What to work on: Return all of the records exactly.

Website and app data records
Content starts
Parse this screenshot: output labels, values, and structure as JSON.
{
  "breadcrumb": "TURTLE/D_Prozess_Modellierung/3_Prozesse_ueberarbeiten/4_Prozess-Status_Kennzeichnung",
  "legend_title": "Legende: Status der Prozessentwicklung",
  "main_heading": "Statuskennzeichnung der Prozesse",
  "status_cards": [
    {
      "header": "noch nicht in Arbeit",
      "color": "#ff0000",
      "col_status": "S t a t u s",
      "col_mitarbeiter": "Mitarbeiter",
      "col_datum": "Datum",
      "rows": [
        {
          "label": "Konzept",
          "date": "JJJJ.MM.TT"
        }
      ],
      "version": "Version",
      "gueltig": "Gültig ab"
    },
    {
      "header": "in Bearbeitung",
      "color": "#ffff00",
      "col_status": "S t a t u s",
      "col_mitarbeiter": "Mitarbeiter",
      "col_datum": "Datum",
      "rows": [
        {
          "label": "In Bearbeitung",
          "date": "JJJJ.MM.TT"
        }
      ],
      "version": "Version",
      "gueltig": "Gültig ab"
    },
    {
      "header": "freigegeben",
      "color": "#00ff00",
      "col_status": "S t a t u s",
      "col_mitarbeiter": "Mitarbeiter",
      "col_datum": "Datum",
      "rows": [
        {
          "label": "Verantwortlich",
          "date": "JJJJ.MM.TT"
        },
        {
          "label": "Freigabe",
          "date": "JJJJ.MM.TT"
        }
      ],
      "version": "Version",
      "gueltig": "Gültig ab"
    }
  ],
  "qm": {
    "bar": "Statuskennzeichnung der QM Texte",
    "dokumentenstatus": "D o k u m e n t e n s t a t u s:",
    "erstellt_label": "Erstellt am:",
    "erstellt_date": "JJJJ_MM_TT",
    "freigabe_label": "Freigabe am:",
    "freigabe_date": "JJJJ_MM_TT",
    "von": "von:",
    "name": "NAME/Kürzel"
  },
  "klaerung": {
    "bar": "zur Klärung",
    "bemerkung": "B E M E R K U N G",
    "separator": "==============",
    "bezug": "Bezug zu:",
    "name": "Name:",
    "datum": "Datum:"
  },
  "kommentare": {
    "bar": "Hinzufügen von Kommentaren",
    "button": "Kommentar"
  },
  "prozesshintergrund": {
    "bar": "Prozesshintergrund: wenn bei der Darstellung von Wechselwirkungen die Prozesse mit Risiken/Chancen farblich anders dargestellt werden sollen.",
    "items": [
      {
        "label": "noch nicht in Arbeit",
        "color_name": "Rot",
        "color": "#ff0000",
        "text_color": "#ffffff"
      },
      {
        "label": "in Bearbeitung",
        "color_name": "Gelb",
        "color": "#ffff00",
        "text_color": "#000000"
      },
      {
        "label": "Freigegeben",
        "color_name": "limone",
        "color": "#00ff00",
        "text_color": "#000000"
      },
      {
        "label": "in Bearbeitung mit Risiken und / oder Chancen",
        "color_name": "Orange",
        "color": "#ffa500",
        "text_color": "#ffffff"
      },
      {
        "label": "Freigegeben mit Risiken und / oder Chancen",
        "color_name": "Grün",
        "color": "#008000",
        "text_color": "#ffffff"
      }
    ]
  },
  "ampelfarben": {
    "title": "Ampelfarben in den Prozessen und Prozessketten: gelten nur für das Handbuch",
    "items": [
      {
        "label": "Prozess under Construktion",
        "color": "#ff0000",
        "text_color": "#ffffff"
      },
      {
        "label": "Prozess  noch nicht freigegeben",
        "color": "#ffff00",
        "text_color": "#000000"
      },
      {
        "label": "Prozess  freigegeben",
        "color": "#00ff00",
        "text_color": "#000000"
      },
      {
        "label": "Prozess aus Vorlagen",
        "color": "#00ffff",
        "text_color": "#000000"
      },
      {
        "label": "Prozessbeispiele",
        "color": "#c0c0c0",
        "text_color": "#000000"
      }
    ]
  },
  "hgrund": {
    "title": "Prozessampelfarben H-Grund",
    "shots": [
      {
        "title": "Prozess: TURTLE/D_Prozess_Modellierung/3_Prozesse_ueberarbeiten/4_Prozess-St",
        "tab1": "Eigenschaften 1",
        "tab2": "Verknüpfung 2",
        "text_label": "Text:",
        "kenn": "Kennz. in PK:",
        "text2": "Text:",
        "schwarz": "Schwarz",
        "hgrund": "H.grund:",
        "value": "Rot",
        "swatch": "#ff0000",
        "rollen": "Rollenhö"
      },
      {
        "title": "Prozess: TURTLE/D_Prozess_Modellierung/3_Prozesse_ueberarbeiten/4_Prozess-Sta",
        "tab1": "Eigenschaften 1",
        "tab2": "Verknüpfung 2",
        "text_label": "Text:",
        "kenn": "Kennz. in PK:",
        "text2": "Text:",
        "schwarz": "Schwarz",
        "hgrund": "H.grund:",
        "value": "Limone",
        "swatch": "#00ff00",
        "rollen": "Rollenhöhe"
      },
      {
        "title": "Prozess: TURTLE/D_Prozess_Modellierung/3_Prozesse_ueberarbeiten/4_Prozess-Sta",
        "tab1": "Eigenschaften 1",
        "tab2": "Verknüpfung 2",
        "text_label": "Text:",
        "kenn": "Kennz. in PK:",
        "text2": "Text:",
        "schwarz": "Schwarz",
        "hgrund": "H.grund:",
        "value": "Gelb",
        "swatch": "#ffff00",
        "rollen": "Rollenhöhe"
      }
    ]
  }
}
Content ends
Solution for this exercise:
Parse this screenshot: output labels, values, and structure as JSON.
{
  "breadcrumb": "TURTLE/D_Prozess_Modellierung/3_Prozesse_ueberarbeiten/4_Prozess-Status_Kennzeichnung",
  "legend_title": "Legende: Status der Prozessentwicklung",
  "main_heading": "Statuskennzeichnung der Prozesse",
  "status_cards": [
    {
      "header": "noch nicht in Arbeit",
      "color": "#ff0000",
      "col_status": "S t a t u s",
      "col_mitarbeiter": "Mitarbeiter",
      "col_datum": "Datum",
      "rows": [
        {
          "label": "Konzept",
          "date": "JJJJ.MM.TT"
        }
      ],
      "version": "Version",
      "gueltig": "Gültig ab"
    },
    {
      "header": "in Bearbeitung",
      "color": "#ffff00",
      "col_status": "S t a t u s",
      "col_mitarbeiter": "Mitarbeiter",
      "col_datum": "Datum",
      "rows": [
        {
          "label": "In Bearbeitung",
          "date": "JJJJ.MM.TT"
        }
      ],
      "version": "Version",
      "gueltig": "Gültig ab"
    },
    {
      "header": "freigegeben",
      "color": "#00ff00",
      "col_status": "S t a t u s",
      "col_mitarbeiter": "Mitarbeiter",
      "col_datum": "Datum",
      "rows": [
        {
          "label": "Verantwortlich",
          "date": "JJJJ.MM.TT"
        },
        {
          "label": "Freigabe",
          "date": "JJJJ.MM.TT"
        }
      ],
      "version": "Version",
      "gueltig": "Gültig ab"
    }
  ],
  "qm": {
    "bar": "Statuskennzeichnung der QM Texte",
    "dokumentenstatus": "D o k u m e n t e n s t a t u s:",
    "erstellt_label": "Erstellt am:",
    "erstellt_date": "JJJJ_MM_TT",
    "freigabe_label": "Freigabe am:",
    "freigabe_date": "JJJJ_MM_TT",
    "von": "von:",
    "name": "NAME/Kürzel"
  },
  "klaerung": {
    "bar": "zur Klärung",
    "bemerkung": "B E M E R K U N G",
    "separator": "==============",
    "bezug": "Bezug zu:",
    "name": "Name:",
    "datum": "Datum:"
  },
  "kommentare": {
    "bar": "Hinzufügen von Kommentaren",
    "button": "Kommentar"
  },
  "prozesshintergrund": {
    "bar": "Prozesshintergrund: wenn bei der Darstellung von Wechselwirkungen die Prozesse mit Risiken/Chancen farblich anders dargestellt werden sollen.",
    "items": [
      {
        "label": "noch nicht in Arbeit",
        "color_name": "Rot",
        "color": "#ff0000",
        "text_color": "#ffffff"
      },
      {
        "label": "in Bearbeitung",
        "color_name": "Gelb",
        "color": "#ffff00",
        "text_color": "#000000"
      },
      {
        "label": "Freigegeben",
        "color_name": "limone",
        "color": "#00ff00",
        "text_color": "#000000"
      },
      {
        "label": "in Bearbeitung mit Risiken und / oder Chancen",
        "color_name": "Orange",
        "color": "#ffa500",
        "text_color": "#ffffff"
      },
      {
        "label": "Freigegeben mit Risiken und / oder Chancen",
        "color_name": "Grün",
        "color": "#008000",
        "text_color": "#ffffff"
      }
    ]
  },
  "ampelfarben": {
    "title": "Ampelfarben in den Prozessen und Prozessketten: gelten nur für das Handbuch",
    "items": [
      {
        "label": "Prozess under Construktion",
        "color": "#ff0000",
        "text_color": "#ffffff"
      },
      {
        "label": "Prozess  noch nicht freigegeben",
        "color": "#ffff00",
        "text_color": "#000000"
      },
      {
        "label": "Prozess  freigegeben",
        "color": "#00ff00",
        "text_color": "#000000"
      },
      {
        "label": "Prozess aus Vorlagen",
        "color": "#00ffff",
        "text_color": "#000000"
      },
      {
        "label": "Prozessbeispiele",
        "color": "#c0c0c0",
        "text_color": "#000000"
      }
    ]
  },
  "hgrund": {
    "title": "Prozessampelfarben H-Grund",
    "shots": [
      {
        "title": "Prozess: TURTLE/D_Prozess_Modellierung/3_Prozesse_ueberarbeiten/4_Prozess-St",
        "tab1": "Eigenschaften 1",
        "tab2": "Verknüpfung 2",
        "text_label": "Text:",
        "kenn": "Kennz. in PK:",
        "text2": "Text:",
        "schwarz": "Schwarz",
        "hgrund": "H.grund:",
        "value": "Rot",
        "swatch": "#ff0000",
        "rollen": "Rollenhö"
      },
      {
        "title": "Prozess: TURTLE/D_Prozess_Modellierung/3_Prozesse_ueberarbeiten/4_Prozess-Sta",
        "tab1": "Eigenschaften 1",
        "tab2": "Verknüpfung 2",
        "text_label": "Text:",
        "kenn": "Kennz. in PK:",
        "text2": "Text:",
        "schwarz": "Schwarz",
        "hgrund": "H.grund:",
        "value": "Limone",
        "swatch": "#00ff00",
        "rollen": "Rollenhöhe"
      },
      {
        "title": "Prozess: TURTLE/D_Prozess_Modellierung/3_Prozesse_ueberarbeiten/4_Prozess-Sta",
        "tab1": "Eigenschaften 1",
        "tab2": "Verknüpfung 2",
        "text_label": "Text:",
        "kenn": "Kennz. in PK:",
        "text2": "Text:",
        "schwarz": "Schwarz",
        "hgrund": "H.grund:",
        "value": "Gelb",
        "swatch": "#ffff00",
        "rollen": "Rollenhöhe"
      }
    ]
  }
}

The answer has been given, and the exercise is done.